■ WHAT THE TASK ASKS
The full set of records must be returned exactly, character for character.

Element data from apps and pages
=====
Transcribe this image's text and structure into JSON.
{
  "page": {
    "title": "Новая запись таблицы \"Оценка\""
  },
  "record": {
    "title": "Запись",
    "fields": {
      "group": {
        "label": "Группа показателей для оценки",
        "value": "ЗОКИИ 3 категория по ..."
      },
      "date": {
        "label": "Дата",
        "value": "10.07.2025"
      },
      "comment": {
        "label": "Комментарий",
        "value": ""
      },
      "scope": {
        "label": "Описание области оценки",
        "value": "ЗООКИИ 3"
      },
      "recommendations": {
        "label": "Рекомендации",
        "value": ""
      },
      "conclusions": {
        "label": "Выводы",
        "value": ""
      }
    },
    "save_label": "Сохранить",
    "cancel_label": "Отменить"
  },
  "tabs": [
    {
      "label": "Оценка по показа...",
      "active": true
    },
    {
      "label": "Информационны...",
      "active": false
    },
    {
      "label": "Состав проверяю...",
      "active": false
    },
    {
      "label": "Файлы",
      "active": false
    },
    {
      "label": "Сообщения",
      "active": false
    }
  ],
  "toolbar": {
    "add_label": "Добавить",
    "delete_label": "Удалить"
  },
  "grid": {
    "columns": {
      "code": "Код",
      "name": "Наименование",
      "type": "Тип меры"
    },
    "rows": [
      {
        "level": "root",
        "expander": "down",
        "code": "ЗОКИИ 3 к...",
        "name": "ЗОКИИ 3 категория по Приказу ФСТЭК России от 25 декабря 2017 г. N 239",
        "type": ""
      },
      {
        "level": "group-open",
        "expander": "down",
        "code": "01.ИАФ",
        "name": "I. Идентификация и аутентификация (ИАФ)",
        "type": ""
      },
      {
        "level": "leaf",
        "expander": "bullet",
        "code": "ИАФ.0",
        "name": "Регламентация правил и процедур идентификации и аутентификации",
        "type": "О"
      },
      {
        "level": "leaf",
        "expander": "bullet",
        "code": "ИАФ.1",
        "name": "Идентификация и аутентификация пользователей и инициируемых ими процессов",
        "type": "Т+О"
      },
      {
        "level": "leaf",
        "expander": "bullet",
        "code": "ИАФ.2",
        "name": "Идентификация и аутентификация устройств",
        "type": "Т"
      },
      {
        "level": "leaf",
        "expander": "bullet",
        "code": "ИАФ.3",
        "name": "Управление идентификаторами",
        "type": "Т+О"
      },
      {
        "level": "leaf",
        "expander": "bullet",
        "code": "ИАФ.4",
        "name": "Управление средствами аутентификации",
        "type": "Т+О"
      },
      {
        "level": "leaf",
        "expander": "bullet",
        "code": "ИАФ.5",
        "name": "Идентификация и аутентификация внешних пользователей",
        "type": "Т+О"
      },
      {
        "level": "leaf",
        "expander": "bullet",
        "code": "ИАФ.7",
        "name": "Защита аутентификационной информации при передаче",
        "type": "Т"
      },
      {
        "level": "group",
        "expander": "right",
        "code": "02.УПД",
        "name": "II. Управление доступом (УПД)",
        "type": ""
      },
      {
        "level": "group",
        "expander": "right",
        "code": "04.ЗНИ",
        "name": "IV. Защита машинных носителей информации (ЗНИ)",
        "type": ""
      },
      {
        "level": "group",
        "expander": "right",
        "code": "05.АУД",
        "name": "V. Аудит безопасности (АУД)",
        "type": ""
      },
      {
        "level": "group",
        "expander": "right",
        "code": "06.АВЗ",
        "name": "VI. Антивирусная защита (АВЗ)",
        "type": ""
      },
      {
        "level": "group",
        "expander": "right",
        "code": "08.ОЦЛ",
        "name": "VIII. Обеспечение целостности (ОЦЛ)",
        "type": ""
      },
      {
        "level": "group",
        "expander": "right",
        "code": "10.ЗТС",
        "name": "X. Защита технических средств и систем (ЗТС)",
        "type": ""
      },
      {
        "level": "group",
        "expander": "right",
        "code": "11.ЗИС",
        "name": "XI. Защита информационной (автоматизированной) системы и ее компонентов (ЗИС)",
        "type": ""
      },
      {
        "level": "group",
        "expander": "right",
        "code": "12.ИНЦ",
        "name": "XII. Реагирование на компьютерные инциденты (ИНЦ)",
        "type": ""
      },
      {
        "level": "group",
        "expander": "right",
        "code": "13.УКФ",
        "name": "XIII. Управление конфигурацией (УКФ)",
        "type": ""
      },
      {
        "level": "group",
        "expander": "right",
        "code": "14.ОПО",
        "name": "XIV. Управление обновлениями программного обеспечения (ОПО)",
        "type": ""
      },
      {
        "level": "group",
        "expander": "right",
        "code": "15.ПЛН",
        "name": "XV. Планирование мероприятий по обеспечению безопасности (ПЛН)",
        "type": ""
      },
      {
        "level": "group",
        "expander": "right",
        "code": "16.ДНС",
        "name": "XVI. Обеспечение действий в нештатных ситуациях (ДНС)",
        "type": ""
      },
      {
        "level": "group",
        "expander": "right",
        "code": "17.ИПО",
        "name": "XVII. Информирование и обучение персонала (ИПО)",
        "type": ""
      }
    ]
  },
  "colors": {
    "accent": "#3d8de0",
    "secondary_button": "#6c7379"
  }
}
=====
■ COMPLETED EXERCISE
Transcribe this image's text and structure into JSON.
{
  "page": {
    "title": "Новая запись таблицы \"Оценка\""
  },
  "record": {
    "title": "Запись",
    "fields": {
      "group": {
        "label": "Группа показателей для оценки",
        "value": "ЗОКИИ 3 категория по ..."
      },
      "date": {
        "label": "Дата",
        "value": "10.07.2025"
      },
      "comment": {
        "label": "Комментарий",
        "value": ""
      },
      "scope": {
        "label": "Описание области оценки",
        "value": "ЗООКИИ 3"
      },
      "recommendations": {
        "label": "Рекомендации",
        "value": ""
      },
      "conclusions": {
        "label": "Выводы",
        "value": ""
      }
    },
    "save_label": "Сохранить",
    "cancel_label": "Отменить"
  },
  "tabs": [
    {
      "label": "Оценка по показа...",
      "active": true
    },
    {
      "label": "Информационны...",
      "active": false
    },
    {
      "label": "Состав проверяю...",
      "active": false
    },
    {
      "label": "Файлы",
      "active": false
    },
    {
      "label": "Сообщения",
      "active": false
    }
  ],
  "toolbar": {
    "add_label": "Добавить",
    "delete_label": "Удалить"
  },
  "grid": {
    "columns": {
      "code": "Код",
      "name": "Наименование",
      "type": "Тип меры"
    },
    "rows": [
      {
        "level": "root",
        "expander": "down",
        "code": "ЗОКИИ 3 к...",
        "name": "ЗОКИИ 3 категория по Приказу ФСТЭК России от 25 декабря 2017 г. N 239",
        "type": ""
      },
      {
        "level": "group-open",
        "expander": "down",
        "code": "01.ИАФ",
        "name": "I. Идентификация и аутентификация (ИАФ)",
        "type": ""
      },
      {
        "level": "leaf",
        "expander": "bullet",
        "code": "ИАФ.0",
        "name": "Регламентация правил и процедур идентификации и аутентификации",
        "type": "О"
      },
      {
        "level": "leaf",
        "expander": "bullet",
        "code": "ИАФ.1",
        "name": "Идентификация и аутентификация пользователей и инициируемых ими процессов",
        "type": "Т+О"
      },
      {
        "level": "leaf",
        "expander": "bullet",
        "code": "ИАФ.2",
        "name": "Идентификация и аутентификация устройств",
        "type": "Т"
      },
      {
        "level": "leaf",
        "expander": "bullet",
        "code": "ИАФ.3",
        "name": "Управление идентификаторами",
        "type": "Т+О"
      },
      {
        "level": "leaf",
        "expander": "bullet",
        "code": "ИАФ.4",
        "name": "Управление средствами аутентификации",
        "type": "Т+О"
      },
      {
        "level": "leaf",
        "expander": "bullet",
        "code": "ИАФ.5",
        "name": "Идентификация и аутентификация внешних пользователей",
        "type": "Т+О"
      },
      {
        "level": "leaf",
        "expander": "bullet",
        "code": "ИАФ.7",
        "name": "Защита аутентификационной информации при передаче",
        "type": "Т"
      },
      {
        "level": "group",
        "expander": "right",
        "code": "02.УПД",
        "name": "II. Управление доступом (УПД)",
        "type": ""
      },
      {
        "level": "group",
        "expander": "right",
        "code": "04.ЗНИ",
        "name": "IV. Защита машинных носителей информации (ЗНИ)",
        "type": ""
      },
      {
        "level": "group",
        "expander": "right",
        "code": "05.АУД",
        "name": "V. Аудит безопасности (АУД)",
        "type": ""
      },
      {
        "level": "group",
        "expander": "right",
        "code": "06.АВЗ",
        "name": "VI. Антивирусная защита (АВЗ)",
        "type": ""
      },
      {
        "level": "group",
        "expander": "right",
        "code": "08.ОЦЛ",
        "name": "VIII. Обеспечение целостности (ОЦЛ)",
        "type": ""
      },
      {
        "level": "group",
        "expander": "right",
        "code": "10.ЗТС",
        "name": "X. Защита технических средств и систем (ЗТС)",
        "type": ""
      },
      {
        "level": "group",
        "expander": "right",
        "code": "11.ЗИС",
        "name": "XI. Защита информационной (автоматизированной) системы и ее компонентов (ЗИС)",
        "type": ""
      },
      {
        "level": "group",
        "expander": "right",
        "code": "12.ИНЦ",
        "name": "XII. Реагирование на компьютерные инциденты (ИНЦ)",
        "type": ""
      },
      {
        "level": "group",
        "expander": "right",
        "code": "13.УКФ",
        "name": "XIII. Управление конфигурацией (УКФ)",
        "type": ""
      },
      {
        "level": "group",
        "expander": "right",
        "code": "14.ОПО",
        "name": "XIV. Управление обновлениями программного обеспечения (ОПО)",
        "type": ""
      },
      {
        "level": "group",
        "expander": "right",
        "code": "15.ПЛН",
        "name": "XV. Планирование мероприятий по обеспечению безопасности (ПЛН)",
        "type": ""
      },
      {
        "level": "group",
        "expander": "right",
        "code": "16.ДНС",
        "name": "XVI. Обеспечение действий в нештатных ситуациях (ДНС)",
        "type": ""
      },
      {
        "level": "group",
        "expander": "right",
        "code": "17.ИПО",
        "name": "XVII. Информирование и обучение персонала (ИПО)",
        "type": ""
      }
    ]
  },
  "colors": {
    "accent": "#3d8de0",
    "secondary_button": "#6c7379"
  }
}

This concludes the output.